The Wolves would pair Westbrook with his college roommate in Love, and they’d immediately employ two top-10 players. A high-usage, dynamic point guard is a perfect fit to pair with Love. They’d both get as many shots as they want, and Martin and a healthy Budinger would still be there to spot-up and space the floor around a penetrating Westbrook and posting/popping Love.
It would give the Wolves a better-than-fighting chance to re-sign Love, and if they guess wrong, they’d still have three years of Westbrook on his current contract. Certainly better than the current situation.

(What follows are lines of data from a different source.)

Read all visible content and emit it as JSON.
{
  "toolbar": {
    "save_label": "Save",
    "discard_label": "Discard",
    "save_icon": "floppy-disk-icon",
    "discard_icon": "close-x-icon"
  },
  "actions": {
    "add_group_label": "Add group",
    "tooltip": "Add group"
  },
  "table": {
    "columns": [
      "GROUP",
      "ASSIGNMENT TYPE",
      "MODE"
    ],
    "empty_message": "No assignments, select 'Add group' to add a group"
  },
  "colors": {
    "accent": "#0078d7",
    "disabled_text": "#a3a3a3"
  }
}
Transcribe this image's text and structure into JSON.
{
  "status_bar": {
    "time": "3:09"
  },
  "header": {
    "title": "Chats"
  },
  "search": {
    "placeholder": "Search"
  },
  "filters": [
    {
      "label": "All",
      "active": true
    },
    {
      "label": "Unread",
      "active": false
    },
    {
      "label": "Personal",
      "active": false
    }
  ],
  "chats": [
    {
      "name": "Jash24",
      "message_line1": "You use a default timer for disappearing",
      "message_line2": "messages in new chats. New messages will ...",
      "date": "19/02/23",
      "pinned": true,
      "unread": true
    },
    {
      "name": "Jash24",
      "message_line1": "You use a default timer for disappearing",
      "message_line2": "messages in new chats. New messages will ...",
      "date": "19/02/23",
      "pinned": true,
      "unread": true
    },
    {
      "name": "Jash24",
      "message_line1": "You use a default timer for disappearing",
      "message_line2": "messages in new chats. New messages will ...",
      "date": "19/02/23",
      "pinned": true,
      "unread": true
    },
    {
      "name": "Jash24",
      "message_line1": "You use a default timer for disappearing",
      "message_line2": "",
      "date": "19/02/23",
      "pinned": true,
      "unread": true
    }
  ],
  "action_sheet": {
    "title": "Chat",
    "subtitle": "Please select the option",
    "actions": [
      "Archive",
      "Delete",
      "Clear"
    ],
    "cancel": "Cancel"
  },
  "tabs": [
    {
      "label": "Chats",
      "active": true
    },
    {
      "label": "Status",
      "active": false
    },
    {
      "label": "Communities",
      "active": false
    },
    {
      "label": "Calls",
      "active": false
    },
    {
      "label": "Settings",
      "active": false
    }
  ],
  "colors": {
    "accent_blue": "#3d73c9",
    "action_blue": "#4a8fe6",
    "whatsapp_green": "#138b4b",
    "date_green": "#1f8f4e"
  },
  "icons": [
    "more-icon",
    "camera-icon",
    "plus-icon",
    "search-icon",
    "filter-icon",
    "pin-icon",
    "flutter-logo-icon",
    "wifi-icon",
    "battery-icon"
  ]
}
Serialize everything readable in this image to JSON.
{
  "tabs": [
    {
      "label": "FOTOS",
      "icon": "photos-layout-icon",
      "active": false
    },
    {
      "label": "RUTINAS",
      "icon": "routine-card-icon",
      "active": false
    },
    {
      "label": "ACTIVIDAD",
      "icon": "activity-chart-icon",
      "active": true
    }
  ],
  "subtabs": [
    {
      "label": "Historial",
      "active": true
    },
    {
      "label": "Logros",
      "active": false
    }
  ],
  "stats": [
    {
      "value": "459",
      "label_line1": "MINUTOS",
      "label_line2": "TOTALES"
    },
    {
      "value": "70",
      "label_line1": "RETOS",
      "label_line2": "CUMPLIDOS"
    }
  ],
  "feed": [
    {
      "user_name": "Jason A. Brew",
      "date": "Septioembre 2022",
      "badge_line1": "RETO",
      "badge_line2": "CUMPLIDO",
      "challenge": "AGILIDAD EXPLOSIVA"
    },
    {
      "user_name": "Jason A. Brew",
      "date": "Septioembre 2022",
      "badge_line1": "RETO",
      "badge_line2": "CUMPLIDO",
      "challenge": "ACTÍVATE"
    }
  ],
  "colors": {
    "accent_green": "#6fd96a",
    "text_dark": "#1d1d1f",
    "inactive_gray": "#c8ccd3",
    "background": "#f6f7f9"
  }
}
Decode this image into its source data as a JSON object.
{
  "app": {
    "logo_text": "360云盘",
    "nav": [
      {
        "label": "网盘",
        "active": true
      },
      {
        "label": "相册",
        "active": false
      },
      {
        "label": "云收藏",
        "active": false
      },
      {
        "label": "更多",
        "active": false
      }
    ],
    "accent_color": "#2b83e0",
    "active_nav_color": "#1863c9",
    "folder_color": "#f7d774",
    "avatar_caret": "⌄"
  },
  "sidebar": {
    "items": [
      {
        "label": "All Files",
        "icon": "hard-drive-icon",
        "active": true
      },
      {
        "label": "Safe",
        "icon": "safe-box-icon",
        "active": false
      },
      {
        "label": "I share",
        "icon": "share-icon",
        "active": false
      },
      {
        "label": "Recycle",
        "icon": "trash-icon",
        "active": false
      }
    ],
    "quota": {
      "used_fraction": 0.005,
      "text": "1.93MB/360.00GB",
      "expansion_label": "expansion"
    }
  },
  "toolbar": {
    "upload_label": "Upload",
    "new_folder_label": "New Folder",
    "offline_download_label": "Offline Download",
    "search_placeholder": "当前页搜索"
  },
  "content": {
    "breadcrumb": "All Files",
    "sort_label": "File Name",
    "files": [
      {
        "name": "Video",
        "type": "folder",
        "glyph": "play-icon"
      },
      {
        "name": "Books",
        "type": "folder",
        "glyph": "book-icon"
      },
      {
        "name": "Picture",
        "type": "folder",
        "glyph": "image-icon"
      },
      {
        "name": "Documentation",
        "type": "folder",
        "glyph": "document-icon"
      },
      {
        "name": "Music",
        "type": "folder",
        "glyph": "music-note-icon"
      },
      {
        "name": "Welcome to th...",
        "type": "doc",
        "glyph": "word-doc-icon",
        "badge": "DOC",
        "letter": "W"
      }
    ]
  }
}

It would very tough to see Rubio go, but if this deal is ever on the table for Saunders and the Wolves, they need to think long and hard about the possibility. Gorgui Dieng‘s recent play has no doubt encouraged the front office that they may have the rim-protecting, defensive-minded center to pair with Love, as well as having Turiaf on a team-friendly $1.5 million pact for next season to give them a veteran defensive presence off the bench for 16-20 minutes per game.
I’m not about to claim that Dieng is a star, but he’s absolutely a viable rotation player in the NBA. A Dieng/Turiaf rotation with some Love at the center spot when needed is certainly enough when coupled with Westbrook, Martin, and Budinger. The bench would still need some help, to be sure, but it would be an intriguing squad.
All that to say, this trade will not happen. But it’s fun to think about, and it isn’t outrageous from a purely basketball perspective. The same-division aspect, the comfort aspect, the uncertainty factor, and the stubbornness/loyalty factors (i.e. “We just gave this guy a big extension, we aren’t moving him already…”) will play a huge part, of course.
But it’s a fun concept, and it’ll be interesting to see if this moves from fun idea to legitimate rumor at any point in the following months. If the Thunder stumble in the playoffs with a healthy Westbrook, look for there to be some steam surrounding this idea, regardless of the true likelihood of a deal.